Why HR Needs a Brand Revamp

Corporate HR is under threat – faced with competition from outside vendors and growing internal pressure to outsource non-valued added activities.  Can then the Human Resources function develop a brand equity for itself?  Corporate HR needs to repair its image and start thinking of itself as a brand to be aggressively positioned beyond rechristening gimmicks and catchy slogans. The function has inherited a poor image and reputation, more so when compared with more high profile functions like marketing or the inseparable Finance.

Every  business identity today is in pursuing  reinvention and new brand positioning.  Brands meet the intrinsic requirement of a certain quality and style that goes beyond the basic requirement.  HR needs to change its brand perception and what it offers companies – see infographic.

HR

Identify Customer Needs And Perceptions

Any brand building exercise must necessarily determine the target audience – what they want from HR and how do they currently perceive it.   Since HR has now expanded its mix of services, there is always a debate on what HR should offer and what it should refrain to get into.  Often, internal customers are disappointed because of this umbrella approach that HR in many companies has fallen prey to.

To ascertain their current brand perception and also new options for a fresh repositioning, it would be worth hiring outside specialists to conduct private interviews with different ‘market’ (internal customers) segments.  Such a gap analysis will help HR reexamine its portfolio, getting into newer areas and exiting from many existing ones.

But who exactly are HR’s possible customers?

The Board: Increasingly, the Board is seeking out the CHRO for counsel and inputs on various organizational issues, especially around CXO concerns

The CEO: Now more than ever CEO’s are ready to buy what HR is selling.  But in order to close the deal, HR needs to articulate a vision, speak in executive terms and make the CEO its No.1 customer.

Line Managers: Managers look to HR for sound business advice on how to review, analyse and address people issues.

Employees: Employees seek HR to provide, explain or confirm information about company policies and procedures.  They expect Human Resources to be an empathetic ear to their concerns and help them solve work-related problems.  They expect it to anticipate problems and to provide sound recommendations to the management.

Employment Seekers: To any applicant, HR is the company Applicants expect accurate information employment opportunities fair consideration of their qualifications and courteous treatment.

Government Agencies:  Employers must follow a variety of HR related laws and regulations.  If HR can provide accurate, timely information, the organization benefits by reducing the amount of time and energy that must be invested in dealing with bureaucratic requirements.

Create the Right identity

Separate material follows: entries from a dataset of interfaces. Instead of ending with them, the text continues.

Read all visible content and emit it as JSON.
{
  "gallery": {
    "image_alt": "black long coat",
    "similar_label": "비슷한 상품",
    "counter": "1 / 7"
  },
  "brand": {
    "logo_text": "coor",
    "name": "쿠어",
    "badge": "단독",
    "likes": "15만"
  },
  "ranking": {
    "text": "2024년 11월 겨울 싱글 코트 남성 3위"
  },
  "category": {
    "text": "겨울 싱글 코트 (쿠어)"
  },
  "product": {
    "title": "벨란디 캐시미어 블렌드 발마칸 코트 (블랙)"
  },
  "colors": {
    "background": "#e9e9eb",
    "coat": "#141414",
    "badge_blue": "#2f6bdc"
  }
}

Not all HR departments need to be “strategic”.  A certain brand identity works best for a particular culture.  For example, it could be ‘excellent service in all traditional HR areas’.  Or else, internal customers may expect it to be ‘responsible for productivity growth”.  Like an FMCG brand-building exercise, HR needs to determine the needs and current perceptions of its identified customers before deciding what works best for its particular customers.  It is critical for HR to take a call on what it will and what it will not seek to stand for.  To develop a solid brand identify, it should not be all things to all people.

Develop A Mission Statement

Once HR professionals have determined what their brand identity will be, they must draw a mission statement.  Such an ‘aspirational branding’ defines the mission of the HR function, the values and core principles the department will uphold, and the benefits to the rest of the company.  Beyond empty rhetoric, the mission statement publicly commits HR to its identified role in the organization and will help HR define the future it wishes to gravitate to.

Since branding is about delivering a promise, HR must ensure that the people, practices and systems in the department all work to support the stated goal(s).  There must be an alignment between the brand promise and what it actually delivers.   Many existing practices may thus need to be repudiated.  Such spring cleaning however will only reinforce positive impressions.

Enhance Visibility

Though HR may not be able to use paid advertising, it needs to communicate the improvements that have been made.  Once it determines how it wants to be perceived it can craft three to five key messages to support the perception.  For instance, if it wants to be perceived as strategic, it needs to quantify the strategic impact of a recent HR decision, or find an anecdote to show how it contributed to the strategic direction of the company.  These can be communicated in board meetings or company newsletters in non-HR jargon.  Participation in external for is a good technique to secure external validation for the brand changes corporate HR may have made internally.

As the business world and customer wants keep changing rapidly, brands need a constant review.  And so it will need to be with HR.  The function must regularly do a rigorous self-scrutiny and make tough choices for survival.  The HR brand can indeed be built up but branding will only be convincing, credible and effective if it reflects changes in substances.

Written exclusively for Paul Writer.

About the author  ⁄ Prabir Jha

Prabir Jha

Prabir Jha is the Global Chief People Officer at Cipla. He writes and speaks extensively on strategic HR issues like Organization Transformation, Leadership, Careers and Branding.

© 2016 Paul Writer, . All Rights Reserved. Powered by Strategic Services